If your organisation fails to collect the Direct Debit as advised to the Payer, you could collect it at a later date. Where this is more than 3 working days after the originally advised date, then you will need to provide Advance Notice again. If the date is amended then you must remember to allow the full Direct Debit notice period – unless you agree differently with the Payer.
Any more questions?
If you have any questions about this information – or about any of the other rules relating to Advance Notice Direct Debit rules and procedures – please contact us and we will be happy to help.
Providing Advance Notice is a key cornerstone of the Direct Debit Scheme and an important responsibility for the Service User. Failure to comply with scheme rules could result in failed collections and refunds (for example, if the Payer doesn’t have sufficient funds in their account or disputes the payment as they were not expecting it). In both these examples, there could be a serious impact on customer relations as well as upon organisational cash flow, so it’s important to get it right.

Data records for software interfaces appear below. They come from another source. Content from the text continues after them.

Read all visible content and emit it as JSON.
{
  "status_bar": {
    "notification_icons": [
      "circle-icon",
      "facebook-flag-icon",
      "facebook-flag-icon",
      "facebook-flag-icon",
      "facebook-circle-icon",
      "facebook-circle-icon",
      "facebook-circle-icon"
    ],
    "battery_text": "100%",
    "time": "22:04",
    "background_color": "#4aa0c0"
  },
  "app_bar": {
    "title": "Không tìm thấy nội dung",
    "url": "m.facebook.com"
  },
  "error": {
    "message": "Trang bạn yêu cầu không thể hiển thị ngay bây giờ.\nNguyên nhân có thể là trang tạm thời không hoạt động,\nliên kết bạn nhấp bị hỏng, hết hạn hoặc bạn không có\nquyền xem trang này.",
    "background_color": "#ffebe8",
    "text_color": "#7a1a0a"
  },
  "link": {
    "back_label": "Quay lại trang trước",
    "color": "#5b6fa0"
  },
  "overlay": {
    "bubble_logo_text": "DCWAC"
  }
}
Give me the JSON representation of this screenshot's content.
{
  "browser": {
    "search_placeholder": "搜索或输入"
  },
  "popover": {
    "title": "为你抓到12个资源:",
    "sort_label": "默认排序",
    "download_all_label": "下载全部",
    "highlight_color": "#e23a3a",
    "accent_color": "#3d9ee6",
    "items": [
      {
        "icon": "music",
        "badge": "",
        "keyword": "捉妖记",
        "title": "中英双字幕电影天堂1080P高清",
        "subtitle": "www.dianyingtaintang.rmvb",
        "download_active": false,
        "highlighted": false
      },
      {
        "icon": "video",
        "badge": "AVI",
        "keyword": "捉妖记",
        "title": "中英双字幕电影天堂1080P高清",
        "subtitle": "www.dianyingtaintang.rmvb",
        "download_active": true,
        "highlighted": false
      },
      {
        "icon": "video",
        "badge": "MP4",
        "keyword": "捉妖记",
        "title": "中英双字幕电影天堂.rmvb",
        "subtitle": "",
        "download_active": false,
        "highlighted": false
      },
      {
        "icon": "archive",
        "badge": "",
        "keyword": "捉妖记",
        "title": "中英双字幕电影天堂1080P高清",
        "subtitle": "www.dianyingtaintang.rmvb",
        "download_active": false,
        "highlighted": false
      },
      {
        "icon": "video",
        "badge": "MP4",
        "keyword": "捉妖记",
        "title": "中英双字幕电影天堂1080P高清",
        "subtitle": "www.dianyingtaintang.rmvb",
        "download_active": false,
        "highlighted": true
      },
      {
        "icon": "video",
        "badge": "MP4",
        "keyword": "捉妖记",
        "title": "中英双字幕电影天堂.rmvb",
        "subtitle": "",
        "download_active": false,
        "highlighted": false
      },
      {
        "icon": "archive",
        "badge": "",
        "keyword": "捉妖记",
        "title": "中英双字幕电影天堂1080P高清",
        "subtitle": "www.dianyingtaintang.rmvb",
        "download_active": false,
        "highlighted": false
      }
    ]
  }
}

If you are interested in learning more about the Direct Debit Scheme and how it can work to your organisation’s advantage, see our website for details of our comprehensive Direct Debit Training.